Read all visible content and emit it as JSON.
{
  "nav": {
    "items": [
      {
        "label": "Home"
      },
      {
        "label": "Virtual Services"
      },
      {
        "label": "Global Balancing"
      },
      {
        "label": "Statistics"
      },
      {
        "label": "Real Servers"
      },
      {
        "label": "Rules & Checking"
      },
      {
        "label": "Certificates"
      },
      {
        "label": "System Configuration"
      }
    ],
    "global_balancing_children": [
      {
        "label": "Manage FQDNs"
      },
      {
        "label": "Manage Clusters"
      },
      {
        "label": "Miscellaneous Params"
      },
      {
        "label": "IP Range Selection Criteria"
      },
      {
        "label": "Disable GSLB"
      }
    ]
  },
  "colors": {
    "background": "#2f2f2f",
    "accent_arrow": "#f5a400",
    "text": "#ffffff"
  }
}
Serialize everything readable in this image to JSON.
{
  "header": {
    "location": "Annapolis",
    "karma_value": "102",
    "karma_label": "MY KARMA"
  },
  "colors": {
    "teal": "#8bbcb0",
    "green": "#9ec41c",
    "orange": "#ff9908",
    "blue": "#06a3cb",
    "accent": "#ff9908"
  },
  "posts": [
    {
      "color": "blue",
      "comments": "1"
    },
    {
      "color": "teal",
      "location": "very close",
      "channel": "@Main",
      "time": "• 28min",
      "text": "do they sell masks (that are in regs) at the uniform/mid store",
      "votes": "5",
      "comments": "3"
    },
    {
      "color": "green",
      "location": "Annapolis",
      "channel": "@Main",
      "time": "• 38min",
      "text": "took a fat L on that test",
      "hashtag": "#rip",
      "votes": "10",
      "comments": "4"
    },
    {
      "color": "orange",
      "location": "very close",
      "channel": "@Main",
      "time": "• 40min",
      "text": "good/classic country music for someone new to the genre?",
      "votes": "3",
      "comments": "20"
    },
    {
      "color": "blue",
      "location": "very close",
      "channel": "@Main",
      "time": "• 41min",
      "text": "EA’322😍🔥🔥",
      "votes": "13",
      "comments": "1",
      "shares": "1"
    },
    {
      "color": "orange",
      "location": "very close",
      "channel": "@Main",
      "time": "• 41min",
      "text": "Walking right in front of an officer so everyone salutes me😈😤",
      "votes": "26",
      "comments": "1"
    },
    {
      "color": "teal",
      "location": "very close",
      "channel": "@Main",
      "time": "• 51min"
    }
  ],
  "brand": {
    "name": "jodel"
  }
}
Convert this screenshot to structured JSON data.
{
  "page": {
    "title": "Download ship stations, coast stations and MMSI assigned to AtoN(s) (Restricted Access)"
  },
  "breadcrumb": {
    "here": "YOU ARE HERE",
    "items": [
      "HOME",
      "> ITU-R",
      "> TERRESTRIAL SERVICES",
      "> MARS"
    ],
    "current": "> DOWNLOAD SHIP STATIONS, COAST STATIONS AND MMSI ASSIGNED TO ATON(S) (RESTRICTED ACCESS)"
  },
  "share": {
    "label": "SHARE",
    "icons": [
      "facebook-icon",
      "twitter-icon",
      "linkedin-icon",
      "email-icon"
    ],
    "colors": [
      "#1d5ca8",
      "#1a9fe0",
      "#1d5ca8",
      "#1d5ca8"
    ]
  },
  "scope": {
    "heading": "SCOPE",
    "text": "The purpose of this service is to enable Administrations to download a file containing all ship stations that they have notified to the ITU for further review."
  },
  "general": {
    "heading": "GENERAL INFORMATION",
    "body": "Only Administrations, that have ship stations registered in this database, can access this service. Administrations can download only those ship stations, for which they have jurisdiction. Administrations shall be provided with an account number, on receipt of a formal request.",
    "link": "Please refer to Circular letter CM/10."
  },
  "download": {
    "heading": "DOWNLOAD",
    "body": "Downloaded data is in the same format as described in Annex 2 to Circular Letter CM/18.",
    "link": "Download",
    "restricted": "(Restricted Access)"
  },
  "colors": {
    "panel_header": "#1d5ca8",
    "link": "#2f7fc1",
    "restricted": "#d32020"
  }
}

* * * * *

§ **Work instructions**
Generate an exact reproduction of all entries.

§ **Solution to this problem**
Read all visible content and emit it as JSON.
{
  "nav": {
    "items": [
      {
        "label": "Home"
      },
      {
        "label": "Virtual Services"
      },
      {
        "label": "Global Balancing"
      },
      {
        "label": "Statistics"
      },
      {
        "label": "Real Servers"
      },
      {
        "label": "Rules & Checking"
      },
      {
        "label": "Certificates"
      },
      {
        "label": "System Configuration"
      }
    ],
    "global_balancing_children": [
      {
        "label": "Manage FQDNs"
      },
      {
        "label": "Manage Clusters"
      },
      {
        "label": "Miscellaneous Params"
      },
      {
        "label": "IP Range Selection Criteria"
      },
      {
        "label": "Disable GSLB"
      }
    ]
  },
  "colors": {
    "background": "#2f2f2f",
    "accent_arrow": "#f5a400",
    "text": "#ffffff"
  }
}
Serialize everything readable in this image to JSON.
{
  "header": {
    "location": "Annapolis",
    "karma_value": "102",
    "karma_label": "MY KARMA"
  },
  "colors": {
    "teal": "#8bbcb0",
    "green": "#9ec41c",
    "orange": "#ff9908",
    "blue": "#06a3cb",
    "accent": "#ff9908"
  },
  "posts": [
    {
      "color": "blue",
      "comments": "1"
    },
    {
      "color": "teal",
      "location": "very close",
      "channel": "@Main",
      "time": "• 28min",
      "text": "do they sell masks (that are in regs) at the uniform/mid store",
      "votes": "5",
      "comments": "3"
    },
    {
      "color": "green",
      "location": "Annapolis",
      "channel": "@Main",
      "time": "• 38min",
      "text": "took a fat L on that test",
      "hashtag": "#rip",
      "votes": "10",
      "comments": "4"
    },
    {
      "color": "orange",
      "location": "very close",
      "channel": "@Main",
      "time": "• 40min",
      "text": "good/classic country music for someone new to the genre?",
      "votes": "3",
      "comments": "20"
    },
    {
      "color": "blue",
      "location": "very close",
      "channel": "@Main",
      "time": "• 41min",
      "text": "EA’322😍🔥🔥",
      "votes": "13",
      "comments": "1",
      "shares": "1"
    },
    {
      "color": "orange",
      "location": "very close",
      "channel": "@Main",
      "time": "• 41min",
      "text": "Walking right in front of an officer so everyone salutes me😈😤",
      "votes": "26",
      "comments": "1"
    },
    {
      "color": "teal",
      "location": "very close",
      "channel": "@Main",
      "time": "• 51min"
    }
  ],
  "brand": {
    "name": "jodel"
  }
}
Convert this screenshot to structured JSON data.
{
  "page": {
    "title": "Download ship stations, coast stations and MMSI assigned to AtoN(s) (Restricted Access)"
  },
  "breadcrumb": {
    "here": "YOU ARE HERE",
    "items": [
      "HOME",
      "> ITU-R",
      "> TERRESTRIAL SERVICES",
      "> MARS"
    ],
    "current": "> DOWNLOAD SHIP STATIONS, COAST STATIONS AND MMSI ASSIGNED TO ATON(S) (RESTRICTED ACCESS)"
  },
  "share": {
    "label": "SHARE",
    "icons": [
      "facebook-icon",
      "twitter-icon",
      "linkedin-icon",
      "email-icon"
    ],
    "colors": [
      "#1d5ca8",
      "#1a9fe0",
      "#1d5ca8",
      "#1d5ca8"
    ]
  },
  "scope": {
    "heading": "SCOPE",
    "text": "The purpose of this service is to enable Administrations to download a file containing all ship stations that they have notified to the ITU for further review."
  },
  "general": {
    "heading": "GENERAL INFORMATION",
    "body": "Only Administrations, that have ship stations registered in this database, can access this service. Administrations can download only those ship stations, for which they have jurisdiction. Administrations shall be provided with an account number, on receipt of a formal request.",
    "link": "Please refer to Circular letter CM/10."
  },
  "download": {
    "heading": "DOWNLOAD",
    "body": "Downloaded data is in the same format as described in Annex 2 to Circular Letter CM/18.",
    "link": "Download",
    "restricted": "(Restricted Access)"
  },
  "colors": {
    "panel_header": "#1d5ca8",
    "link": "#2f7fc1",
    "restricted": "#d32020"
  }
}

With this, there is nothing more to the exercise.